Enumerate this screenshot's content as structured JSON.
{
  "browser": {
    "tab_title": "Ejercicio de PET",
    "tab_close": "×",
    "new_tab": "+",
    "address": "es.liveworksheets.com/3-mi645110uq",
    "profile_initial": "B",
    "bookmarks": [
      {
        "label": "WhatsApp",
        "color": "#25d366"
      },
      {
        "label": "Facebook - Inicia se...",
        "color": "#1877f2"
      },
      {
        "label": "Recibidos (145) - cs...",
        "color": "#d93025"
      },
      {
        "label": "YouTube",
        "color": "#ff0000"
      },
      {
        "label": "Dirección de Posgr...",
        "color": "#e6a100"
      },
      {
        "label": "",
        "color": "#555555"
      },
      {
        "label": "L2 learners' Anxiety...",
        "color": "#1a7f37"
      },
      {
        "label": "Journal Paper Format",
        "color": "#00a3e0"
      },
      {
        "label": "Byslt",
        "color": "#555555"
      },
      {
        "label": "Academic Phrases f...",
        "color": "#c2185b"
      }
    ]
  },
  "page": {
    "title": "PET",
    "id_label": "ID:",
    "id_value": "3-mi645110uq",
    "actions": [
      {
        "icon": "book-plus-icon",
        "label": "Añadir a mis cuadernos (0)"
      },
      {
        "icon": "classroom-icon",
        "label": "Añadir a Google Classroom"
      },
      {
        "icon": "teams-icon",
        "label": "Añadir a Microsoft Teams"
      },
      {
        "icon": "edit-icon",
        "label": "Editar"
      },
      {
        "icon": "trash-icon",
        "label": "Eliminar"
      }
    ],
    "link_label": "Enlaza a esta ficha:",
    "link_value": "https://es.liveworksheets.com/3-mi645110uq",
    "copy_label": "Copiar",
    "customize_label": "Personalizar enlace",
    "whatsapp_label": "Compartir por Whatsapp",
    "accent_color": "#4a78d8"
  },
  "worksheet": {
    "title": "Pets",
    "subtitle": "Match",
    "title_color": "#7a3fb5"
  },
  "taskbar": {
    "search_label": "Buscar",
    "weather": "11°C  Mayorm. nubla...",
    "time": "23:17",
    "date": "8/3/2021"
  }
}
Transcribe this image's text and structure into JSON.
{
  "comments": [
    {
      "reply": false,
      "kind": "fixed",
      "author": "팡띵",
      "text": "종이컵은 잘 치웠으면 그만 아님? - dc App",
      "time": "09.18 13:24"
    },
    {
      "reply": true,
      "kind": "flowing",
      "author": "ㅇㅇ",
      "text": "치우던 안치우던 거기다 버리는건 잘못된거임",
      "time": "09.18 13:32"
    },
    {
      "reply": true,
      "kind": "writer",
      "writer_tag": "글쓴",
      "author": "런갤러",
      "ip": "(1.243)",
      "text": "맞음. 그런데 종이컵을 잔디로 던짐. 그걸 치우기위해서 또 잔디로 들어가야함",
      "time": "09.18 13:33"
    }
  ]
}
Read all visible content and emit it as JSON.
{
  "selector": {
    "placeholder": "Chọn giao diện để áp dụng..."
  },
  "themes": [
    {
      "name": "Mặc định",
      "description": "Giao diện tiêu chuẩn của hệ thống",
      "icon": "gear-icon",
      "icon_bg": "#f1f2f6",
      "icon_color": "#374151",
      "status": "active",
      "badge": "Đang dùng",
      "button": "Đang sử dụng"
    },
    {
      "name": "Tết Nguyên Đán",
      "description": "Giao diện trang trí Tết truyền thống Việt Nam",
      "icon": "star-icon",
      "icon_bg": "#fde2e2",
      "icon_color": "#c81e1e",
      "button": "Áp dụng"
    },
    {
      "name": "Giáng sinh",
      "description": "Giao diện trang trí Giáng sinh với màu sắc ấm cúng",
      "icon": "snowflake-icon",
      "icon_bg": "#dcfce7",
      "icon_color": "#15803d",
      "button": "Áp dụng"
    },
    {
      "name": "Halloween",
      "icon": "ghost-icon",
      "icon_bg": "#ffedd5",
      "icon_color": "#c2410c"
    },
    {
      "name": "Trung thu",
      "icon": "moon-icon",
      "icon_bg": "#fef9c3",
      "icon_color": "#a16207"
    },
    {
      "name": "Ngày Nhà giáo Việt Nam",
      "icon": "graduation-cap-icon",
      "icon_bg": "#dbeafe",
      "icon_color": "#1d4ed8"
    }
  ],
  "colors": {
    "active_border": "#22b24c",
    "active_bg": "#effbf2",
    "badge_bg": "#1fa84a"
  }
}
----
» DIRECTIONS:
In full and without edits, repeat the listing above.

» YOUR RESPONSE:
Enumerate this screenshot's content as structured JSON.
{
  "browser": {
    "tab_title": "Ejercicio de PET",
    "tab_close": "×",
    "new_tab": "+",
    "address": "es.liveworksheets.com/3-mi645110uq",
    "profile_initial": "B",
    "bookmarks": [
      {
        "label": "WhatsApp",
        "color": "#25d366"
      },
      {
        "label": "Facebook - Inicia se...",
        "color": "#1877f2"
      },
      {
        "label": "Recibidos (145) - cs...",
        "color": "#d93025"
      },
      {
        "label": "YouTube",
        "color": "#ff0000"
      },
      {
        "label": "Dirección de Posgr...",
        "color": "#e6a100"
      },
      {
        "label": "",
        "color": "#555555"
      },
      {
        "label": "L2 learners' Anxiety...",
        "color": "#1a7f37"
      },
      {
        "label": "Journal Paper Format",
        "color": "#00a3e0"
      },
      {
        "label": "Byslt",
        "color": "#555555"
      },
      {
        "label": "Academic Phrases f...",
        "color": "#c2185b"
      }
    ]
  },
  "page": {
    "title": "PET",
    "id_label": "ID:",
    "id_value": "3-mi645110uq",
    "actions": [
      {
        "icon": "book-plus-icon",
        "label": "Añadir a mis cuadernos (0)"
      },
      {
        "icon": "classroom-icon",
        "label": "Añadir a Google Classroom"
      },
      {
        "icon": "teams-icon",
        "label": "Añadir a Microsoft Teams"
      },
      {
        "icon": "edit-icon",
        "label": "Editar"
      },
      {
        "icon": "trash-icon",
        "label": "Eliminar"
      }
    ],
    "link_label": "Enlaza a esta ficha:",
    "link_value": "https://es.liveworksheets.com/3-mi645110uq",
    "copy_label": "Copiar",
    "customize_label": "Personalizar enlace",
    "whatsapp_label": "Compartir por Whatsapp",
    "accent_color": "#4a78d8"
  },
  "worksheet": {
    "title": "Pets",
    "subtitle": "Match",
    "title_color": "#7a3fb5"
  },
  "taskbar": {
    "search_label": "Buscar",
    "weather": "11°C  Mayorm. nubla...",
    "time": "23:17",
    "date": "8/3/2021"
  }
}
Transcribe this image's text and structure into JSON.
{
  "comments": [
    {
      "reply": false,
      "kind": "fixed",
      "author": "팡띵",
      "text": "종이컵은 잘 치웠으면 그만 아님? - dc App",
      "time": "09.18 13:24"
    },
    {
      "reply": true,
      "kind": "flowing",
      "author": "ㅇㅇ",
      "text": "치우던 안치우던 거기다 버리는건 잘못된거임",
      "time": "09.18 13:32"
    },
    {
      "reply": true,
      "kind": "writer",
      "writer_tag": "글쓴",
      "author": "런갤러",
      "ip": "(1.243)",
      "text": "맞음. 그런데 종이컵을 잔디로 던짐. 그걸 치우기위해서 또 잔디로 들어가야함",
      "time": "09.18 13:33"
    }
  ]
}
Read all visible content and emit it as JSON.
{
  "selector": {
    "placeholder": "Chọn giao diện để áp dụng..."
  },
  "themes": [
    {
      "name": "Mặc định",
      "description": "Giao diện tiêu chuẩn của hệ thống",
      "icon": "gear-icon",
      "icon_bg": "#f1f2f6",
      "icon_color": "#374151",
      "status": "active",
      "badge": "Đang dùng",
      "button": "Đang sử dụng"
    },
    {
      "name": "Tết Nguyên Đán",
      "description": "Giao diện trang trí Tết truyền thống Việt Nam",
      "icon": "star-icon",
      "icon_bg": "#fde2e2",
      "icon_color": "#c81e1e",
      "button": "Áp dụng"
    },
    {
      "name": "Giáng sinh",
      "description": "Giao diện trang trí Giáng sinh với màu sắc ấm cúng",
      "icon": "snowflake-icon",
      "icon_bg": "#dcfce7",
      "icon_color": "#15803d",
      "button": "Áp dụng"
    },
    {
      "name": "Halloween",
      "icon": "ghost-icon",
      "icon_bg": "#ffedd5",
      "icon_color": "#c2410c"
    },
    {
      "name": "Trung thu",
      "icon": "moon-icon",
      "icon_bg": "#fef9c3",
      "icon_color": "#a16207"
    },
    {
      "name": "Ngày Nhà giáo Việt Nam",
      "icon": "graduation-cap-icon",
      "icon_bg": "#dbeafe",
      "icon_color": "#1d4ed8"
    }
  ],
  "colors": {
    "active_border": "#22b24c",
    "active_bg": "#effbf2",
    "badge_bg": "#1fa84a"
  }
}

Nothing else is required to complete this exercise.